* [Activity] Report each line of the entries below that includes "content".

* [Data]
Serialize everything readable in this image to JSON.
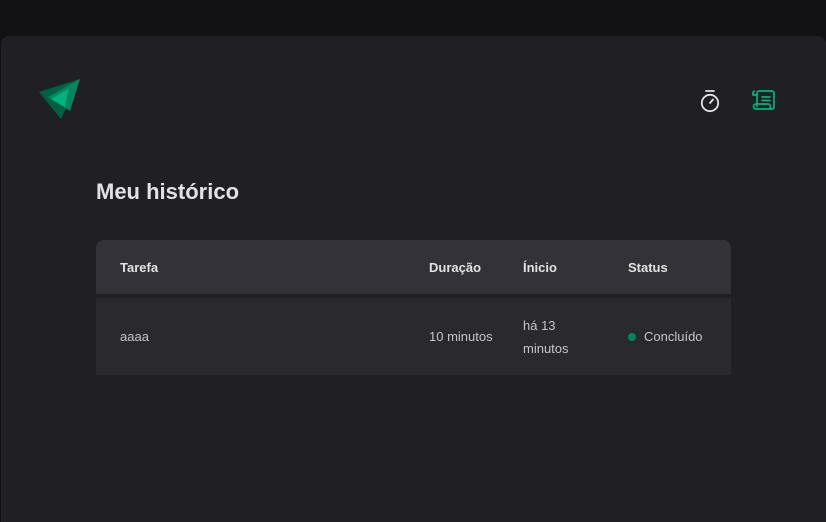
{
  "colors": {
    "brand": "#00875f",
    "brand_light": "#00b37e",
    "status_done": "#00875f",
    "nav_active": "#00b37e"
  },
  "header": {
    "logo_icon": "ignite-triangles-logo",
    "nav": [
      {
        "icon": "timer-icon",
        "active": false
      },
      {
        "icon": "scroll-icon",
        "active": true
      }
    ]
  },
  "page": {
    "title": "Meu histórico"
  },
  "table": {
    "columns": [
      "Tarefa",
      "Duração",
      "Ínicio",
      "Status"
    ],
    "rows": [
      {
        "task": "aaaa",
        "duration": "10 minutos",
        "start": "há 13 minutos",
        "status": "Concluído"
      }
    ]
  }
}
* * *
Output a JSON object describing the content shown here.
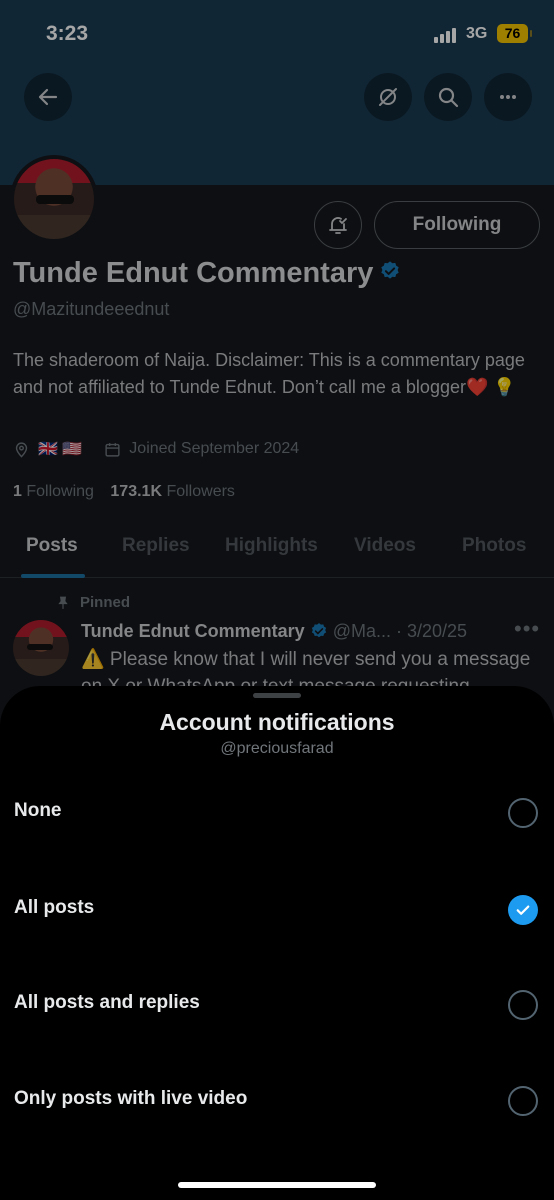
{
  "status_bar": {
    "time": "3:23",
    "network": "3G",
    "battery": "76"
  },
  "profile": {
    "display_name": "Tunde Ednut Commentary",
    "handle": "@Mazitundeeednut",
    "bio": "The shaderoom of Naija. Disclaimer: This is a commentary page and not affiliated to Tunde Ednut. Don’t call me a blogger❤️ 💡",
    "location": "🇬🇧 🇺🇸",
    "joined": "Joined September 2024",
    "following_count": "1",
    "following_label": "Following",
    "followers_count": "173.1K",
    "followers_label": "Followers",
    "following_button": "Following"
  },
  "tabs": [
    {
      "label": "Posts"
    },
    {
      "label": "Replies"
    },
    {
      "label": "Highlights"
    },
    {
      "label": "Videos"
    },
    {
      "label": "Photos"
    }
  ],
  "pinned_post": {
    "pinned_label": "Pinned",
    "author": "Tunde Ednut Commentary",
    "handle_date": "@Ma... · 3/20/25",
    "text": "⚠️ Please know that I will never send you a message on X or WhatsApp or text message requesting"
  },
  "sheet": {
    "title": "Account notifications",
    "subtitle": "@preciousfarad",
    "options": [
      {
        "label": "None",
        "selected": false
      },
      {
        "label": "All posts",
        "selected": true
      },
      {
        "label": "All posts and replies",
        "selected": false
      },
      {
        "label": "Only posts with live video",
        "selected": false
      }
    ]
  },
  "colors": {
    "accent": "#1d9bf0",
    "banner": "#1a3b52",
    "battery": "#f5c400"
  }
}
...
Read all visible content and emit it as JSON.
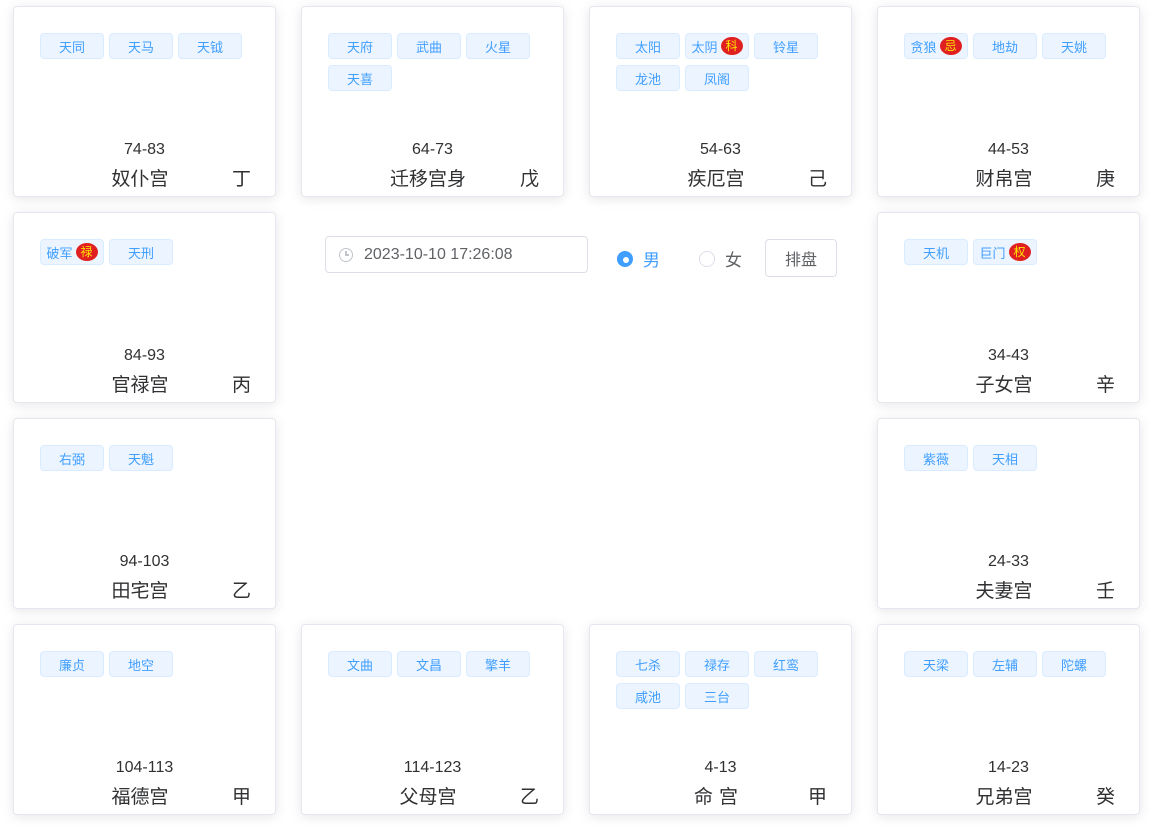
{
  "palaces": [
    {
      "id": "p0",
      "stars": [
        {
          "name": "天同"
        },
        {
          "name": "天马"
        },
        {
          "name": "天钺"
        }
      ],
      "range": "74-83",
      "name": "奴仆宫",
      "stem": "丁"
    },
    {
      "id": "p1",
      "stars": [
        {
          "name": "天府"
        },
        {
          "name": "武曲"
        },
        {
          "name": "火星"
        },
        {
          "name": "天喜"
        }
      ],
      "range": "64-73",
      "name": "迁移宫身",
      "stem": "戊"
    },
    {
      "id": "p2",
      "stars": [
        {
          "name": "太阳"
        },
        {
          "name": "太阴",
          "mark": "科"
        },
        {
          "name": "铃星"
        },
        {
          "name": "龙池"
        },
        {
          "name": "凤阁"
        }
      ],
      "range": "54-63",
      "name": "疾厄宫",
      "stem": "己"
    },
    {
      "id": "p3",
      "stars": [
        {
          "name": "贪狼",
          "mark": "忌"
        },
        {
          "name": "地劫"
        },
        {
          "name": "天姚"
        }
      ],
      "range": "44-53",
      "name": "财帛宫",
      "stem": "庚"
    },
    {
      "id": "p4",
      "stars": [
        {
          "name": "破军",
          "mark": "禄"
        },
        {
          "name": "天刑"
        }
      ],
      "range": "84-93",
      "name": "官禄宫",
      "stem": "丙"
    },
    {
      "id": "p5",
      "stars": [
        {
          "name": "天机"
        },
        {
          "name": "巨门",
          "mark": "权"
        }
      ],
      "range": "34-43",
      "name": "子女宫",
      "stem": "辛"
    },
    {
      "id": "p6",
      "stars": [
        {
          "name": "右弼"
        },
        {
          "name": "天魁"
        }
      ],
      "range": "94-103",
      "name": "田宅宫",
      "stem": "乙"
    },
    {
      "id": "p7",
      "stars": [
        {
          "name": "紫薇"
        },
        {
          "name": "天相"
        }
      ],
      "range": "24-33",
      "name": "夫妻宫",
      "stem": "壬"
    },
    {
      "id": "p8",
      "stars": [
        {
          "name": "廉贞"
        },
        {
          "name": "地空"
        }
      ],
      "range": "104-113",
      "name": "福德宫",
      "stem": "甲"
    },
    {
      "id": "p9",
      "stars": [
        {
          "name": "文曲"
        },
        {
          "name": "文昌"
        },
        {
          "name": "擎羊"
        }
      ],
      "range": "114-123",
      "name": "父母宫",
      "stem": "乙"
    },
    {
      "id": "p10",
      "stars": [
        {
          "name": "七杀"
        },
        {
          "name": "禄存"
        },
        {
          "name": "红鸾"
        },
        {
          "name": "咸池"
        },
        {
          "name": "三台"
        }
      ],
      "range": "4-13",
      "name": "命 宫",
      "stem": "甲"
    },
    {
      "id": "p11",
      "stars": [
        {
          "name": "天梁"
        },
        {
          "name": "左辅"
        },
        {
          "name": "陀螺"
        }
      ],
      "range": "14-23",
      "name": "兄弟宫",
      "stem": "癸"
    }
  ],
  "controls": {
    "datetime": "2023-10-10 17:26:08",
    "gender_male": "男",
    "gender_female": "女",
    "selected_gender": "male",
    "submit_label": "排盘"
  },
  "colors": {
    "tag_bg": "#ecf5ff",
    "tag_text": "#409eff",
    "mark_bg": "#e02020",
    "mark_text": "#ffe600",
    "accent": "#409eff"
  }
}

* [Answer to this problem]
Output a JSON object describing the content shown here.
Read all visible content and emit it as JSON.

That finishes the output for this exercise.